Excerpts from an interface dataset
[Start of Attachment]
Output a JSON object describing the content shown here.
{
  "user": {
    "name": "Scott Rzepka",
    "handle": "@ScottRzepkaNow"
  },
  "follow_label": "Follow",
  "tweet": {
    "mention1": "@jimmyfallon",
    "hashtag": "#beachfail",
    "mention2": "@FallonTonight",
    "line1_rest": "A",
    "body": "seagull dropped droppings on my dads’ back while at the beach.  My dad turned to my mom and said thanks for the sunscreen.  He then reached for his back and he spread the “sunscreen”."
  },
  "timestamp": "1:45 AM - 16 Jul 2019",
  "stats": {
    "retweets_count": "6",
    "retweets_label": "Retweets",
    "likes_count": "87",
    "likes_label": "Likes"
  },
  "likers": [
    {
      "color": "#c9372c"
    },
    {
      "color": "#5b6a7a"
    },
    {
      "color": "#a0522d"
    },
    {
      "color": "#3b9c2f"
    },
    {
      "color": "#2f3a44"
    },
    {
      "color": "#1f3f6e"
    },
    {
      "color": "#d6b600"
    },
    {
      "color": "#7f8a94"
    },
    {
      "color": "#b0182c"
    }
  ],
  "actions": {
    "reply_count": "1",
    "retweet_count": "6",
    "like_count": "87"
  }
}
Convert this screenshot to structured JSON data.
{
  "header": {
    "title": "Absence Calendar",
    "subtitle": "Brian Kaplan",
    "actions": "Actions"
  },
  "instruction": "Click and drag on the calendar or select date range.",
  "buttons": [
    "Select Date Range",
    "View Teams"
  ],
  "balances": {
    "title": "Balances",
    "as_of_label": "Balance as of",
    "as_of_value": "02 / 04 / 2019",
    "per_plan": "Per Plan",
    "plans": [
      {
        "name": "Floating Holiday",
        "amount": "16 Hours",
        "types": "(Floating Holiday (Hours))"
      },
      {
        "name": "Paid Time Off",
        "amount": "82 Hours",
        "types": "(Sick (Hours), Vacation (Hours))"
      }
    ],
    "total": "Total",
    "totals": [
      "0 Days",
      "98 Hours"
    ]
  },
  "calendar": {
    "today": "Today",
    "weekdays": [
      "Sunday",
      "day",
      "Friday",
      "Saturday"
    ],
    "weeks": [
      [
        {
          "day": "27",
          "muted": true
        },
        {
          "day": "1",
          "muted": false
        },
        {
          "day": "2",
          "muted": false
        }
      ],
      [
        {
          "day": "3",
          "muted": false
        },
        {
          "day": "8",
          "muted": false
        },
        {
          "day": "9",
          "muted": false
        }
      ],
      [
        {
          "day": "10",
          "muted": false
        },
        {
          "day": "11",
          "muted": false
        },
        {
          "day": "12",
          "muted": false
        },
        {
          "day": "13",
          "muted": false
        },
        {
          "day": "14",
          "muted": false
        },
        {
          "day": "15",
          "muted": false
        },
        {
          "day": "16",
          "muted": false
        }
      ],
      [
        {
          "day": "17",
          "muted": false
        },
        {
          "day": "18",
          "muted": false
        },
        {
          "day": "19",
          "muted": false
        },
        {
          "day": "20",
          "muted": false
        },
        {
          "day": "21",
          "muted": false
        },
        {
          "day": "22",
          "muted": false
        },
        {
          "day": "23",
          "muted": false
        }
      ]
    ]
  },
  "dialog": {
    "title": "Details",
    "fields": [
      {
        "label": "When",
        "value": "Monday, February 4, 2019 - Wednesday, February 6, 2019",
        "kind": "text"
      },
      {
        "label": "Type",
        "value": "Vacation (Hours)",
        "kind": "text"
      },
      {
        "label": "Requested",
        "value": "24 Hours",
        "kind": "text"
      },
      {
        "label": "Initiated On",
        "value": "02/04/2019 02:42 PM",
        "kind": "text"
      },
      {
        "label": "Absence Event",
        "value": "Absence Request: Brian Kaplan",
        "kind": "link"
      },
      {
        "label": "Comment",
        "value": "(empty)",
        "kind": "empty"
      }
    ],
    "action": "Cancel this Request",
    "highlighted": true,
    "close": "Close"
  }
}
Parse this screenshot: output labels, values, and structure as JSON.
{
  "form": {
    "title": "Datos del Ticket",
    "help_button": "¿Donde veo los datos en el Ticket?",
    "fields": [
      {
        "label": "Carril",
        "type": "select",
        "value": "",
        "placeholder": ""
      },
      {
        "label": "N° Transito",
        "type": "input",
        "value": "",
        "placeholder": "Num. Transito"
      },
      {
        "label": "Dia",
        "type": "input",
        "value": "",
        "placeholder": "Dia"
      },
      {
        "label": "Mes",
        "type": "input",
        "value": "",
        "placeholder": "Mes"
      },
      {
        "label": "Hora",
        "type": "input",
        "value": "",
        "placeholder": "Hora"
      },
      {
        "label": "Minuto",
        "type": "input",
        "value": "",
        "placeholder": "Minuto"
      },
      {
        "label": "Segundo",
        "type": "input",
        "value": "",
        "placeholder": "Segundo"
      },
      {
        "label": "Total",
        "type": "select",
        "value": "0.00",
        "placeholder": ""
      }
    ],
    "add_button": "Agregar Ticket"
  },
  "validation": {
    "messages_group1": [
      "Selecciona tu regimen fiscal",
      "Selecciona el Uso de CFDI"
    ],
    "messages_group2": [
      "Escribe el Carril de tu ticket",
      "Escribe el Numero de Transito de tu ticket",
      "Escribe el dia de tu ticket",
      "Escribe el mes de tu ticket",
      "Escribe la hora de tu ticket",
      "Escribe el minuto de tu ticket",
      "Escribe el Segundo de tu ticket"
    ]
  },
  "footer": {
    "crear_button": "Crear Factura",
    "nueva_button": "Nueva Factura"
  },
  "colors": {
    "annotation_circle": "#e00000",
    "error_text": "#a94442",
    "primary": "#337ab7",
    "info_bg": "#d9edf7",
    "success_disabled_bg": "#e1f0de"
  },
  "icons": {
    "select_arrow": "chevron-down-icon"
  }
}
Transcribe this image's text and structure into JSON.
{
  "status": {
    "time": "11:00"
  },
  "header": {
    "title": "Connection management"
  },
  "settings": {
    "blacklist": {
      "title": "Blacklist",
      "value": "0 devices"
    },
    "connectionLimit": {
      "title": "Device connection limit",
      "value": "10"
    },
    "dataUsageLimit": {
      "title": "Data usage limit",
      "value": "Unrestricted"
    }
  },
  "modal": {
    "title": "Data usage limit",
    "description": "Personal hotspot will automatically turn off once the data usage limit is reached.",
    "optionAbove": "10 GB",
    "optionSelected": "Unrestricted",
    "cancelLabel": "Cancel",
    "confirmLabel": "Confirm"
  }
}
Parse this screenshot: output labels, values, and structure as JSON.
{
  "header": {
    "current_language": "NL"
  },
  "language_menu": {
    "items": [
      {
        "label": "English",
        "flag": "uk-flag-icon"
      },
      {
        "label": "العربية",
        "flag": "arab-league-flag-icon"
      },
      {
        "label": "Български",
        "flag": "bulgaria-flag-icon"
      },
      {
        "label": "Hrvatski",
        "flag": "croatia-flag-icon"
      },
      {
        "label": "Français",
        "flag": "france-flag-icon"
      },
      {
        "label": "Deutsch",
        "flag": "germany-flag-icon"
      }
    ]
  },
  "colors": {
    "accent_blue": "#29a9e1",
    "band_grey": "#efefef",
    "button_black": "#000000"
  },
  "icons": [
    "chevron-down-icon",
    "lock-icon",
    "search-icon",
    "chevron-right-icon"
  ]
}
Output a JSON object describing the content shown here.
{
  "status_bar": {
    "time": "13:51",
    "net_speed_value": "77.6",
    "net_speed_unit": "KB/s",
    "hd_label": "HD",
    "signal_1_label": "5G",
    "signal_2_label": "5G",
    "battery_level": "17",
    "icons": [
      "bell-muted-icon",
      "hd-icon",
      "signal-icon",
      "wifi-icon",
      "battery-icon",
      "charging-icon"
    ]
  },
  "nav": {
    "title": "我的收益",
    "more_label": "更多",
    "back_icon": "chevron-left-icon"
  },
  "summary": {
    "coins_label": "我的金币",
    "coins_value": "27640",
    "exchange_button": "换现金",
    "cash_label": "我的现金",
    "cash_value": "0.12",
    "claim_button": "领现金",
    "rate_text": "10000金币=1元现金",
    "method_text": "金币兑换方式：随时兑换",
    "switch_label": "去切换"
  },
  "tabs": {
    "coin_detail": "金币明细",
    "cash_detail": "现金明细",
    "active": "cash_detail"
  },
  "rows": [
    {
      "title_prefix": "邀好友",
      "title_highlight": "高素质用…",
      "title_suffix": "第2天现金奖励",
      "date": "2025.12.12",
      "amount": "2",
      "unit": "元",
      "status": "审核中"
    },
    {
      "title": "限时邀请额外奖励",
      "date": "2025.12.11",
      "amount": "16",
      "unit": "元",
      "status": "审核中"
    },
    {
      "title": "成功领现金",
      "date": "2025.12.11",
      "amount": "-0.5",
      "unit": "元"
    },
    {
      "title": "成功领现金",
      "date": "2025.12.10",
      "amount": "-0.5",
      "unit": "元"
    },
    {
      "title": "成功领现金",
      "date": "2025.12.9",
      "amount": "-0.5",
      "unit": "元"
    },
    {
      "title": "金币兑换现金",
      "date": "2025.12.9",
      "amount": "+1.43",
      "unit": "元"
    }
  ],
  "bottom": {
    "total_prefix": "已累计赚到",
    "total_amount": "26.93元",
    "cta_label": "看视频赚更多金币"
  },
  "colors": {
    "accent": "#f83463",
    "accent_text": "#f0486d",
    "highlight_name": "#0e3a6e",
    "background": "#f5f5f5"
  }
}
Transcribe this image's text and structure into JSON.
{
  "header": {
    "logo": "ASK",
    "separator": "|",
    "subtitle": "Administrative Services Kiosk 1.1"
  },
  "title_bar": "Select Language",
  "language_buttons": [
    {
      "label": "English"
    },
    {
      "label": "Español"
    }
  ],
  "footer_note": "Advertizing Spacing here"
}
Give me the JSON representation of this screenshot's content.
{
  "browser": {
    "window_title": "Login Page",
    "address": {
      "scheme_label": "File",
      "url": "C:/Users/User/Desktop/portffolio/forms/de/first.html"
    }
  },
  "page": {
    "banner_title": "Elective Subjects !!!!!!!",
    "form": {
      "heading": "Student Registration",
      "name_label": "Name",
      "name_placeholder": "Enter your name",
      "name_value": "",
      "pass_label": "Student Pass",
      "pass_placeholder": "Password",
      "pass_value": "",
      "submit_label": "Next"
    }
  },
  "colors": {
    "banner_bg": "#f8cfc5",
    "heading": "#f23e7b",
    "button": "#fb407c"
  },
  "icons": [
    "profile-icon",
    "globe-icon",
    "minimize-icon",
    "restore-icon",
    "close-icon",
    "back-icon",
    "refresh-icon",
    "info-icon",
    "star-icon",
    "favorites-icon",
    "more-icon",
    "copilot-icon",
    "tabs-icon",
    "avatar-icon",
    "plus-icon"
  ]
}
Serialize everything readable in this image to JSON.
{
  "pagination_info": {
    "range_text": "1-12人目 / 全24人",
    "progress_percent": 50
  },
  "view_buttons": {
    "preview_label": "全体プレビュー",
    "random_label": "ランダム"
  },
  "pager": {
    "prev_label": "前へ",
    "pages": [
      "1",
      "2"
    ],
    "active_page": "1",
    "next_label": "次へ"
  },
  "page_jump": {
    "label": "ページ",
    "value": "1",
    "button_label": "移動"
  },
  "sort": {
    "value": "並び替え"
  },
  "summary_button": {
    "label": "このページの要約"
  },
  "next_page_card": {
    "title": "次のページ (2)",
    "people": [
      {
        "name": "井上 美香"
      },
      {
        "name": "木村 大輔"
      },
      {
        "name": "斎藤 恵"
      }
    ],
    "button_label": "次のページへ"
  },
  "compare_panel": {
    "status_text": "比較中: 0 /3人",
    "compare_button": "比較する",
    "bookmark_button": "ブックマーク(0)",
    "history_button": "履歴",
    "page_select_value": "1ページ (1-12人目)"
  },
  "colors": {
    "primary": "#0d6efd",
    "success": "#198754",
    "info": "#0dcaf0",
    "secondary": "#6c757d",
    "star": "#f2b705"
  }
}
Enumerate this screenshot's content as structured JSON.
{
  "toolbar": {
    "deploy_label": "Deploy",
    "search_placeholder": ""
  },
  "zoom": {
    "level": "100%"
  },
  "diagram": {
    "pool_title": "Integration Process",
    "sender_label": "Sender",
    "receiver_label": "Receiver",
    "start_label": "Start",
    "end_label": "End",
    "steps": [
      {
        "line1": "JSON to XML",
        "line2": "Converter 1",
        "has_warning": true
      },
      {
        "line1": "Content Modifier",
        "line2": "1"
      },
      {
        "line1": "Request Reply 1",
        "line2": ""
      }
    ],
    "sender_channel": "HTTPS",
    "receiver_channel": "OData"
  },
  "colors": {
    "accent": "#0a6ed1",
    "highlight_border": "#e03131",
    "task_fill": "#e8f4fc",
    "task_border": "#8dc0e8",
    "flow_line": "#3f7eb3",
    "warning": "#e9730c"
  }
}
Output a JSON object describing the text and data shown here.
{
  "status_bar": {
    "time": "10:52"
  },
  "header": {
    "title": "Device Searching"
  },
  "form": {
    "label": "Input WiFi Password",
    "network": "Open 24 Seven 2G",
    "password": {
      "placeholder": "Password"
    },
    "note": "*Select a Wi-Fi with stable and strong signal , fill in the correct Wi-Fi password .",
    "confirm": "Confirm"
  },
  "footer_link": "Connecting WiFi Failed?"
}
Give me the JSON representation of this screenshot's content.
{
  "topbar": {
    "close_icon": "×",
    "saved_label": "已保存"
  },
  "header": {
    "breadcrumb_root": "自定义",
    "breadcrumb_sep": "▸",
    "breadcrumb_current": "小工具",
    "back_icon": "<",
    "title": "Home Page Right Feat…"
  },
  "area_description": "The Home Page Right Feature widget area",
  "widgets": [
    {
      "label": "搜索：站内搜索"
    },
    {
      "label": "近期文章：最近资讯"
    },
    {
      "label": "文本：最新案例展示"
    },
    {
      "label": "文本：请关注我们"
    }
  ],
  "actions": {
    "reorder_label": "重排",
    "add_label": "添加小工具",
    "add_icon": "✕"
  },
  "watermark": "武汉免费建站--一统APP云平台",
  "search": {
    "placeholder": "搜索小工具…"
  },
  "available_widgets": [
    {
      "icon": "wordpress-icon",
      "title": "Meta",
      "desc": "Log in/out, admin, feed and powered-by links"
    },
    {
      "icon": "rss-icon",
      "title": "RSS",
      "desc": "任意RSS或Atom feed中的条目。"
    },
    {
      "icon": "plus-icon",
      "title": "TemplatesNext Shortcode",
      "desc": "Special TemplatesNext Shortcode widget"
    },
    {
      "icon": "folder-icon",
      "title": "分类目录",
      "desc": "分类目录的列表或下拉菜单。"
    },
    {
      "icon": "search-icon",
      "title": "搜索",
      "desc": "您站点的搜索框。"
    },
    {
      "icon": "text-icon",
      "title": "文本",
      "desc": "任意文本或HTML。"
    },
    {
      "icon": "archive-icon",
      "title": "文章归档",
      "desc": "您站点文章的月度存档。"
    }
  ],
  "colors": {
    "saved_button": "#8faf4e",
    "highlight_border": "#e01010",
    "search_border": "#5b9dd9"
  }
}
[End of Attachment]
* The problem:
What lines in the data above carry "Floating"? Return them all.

* Response area:
        "name": "Floating Holiday",
        "types": "(Floating Holiday (Hours))"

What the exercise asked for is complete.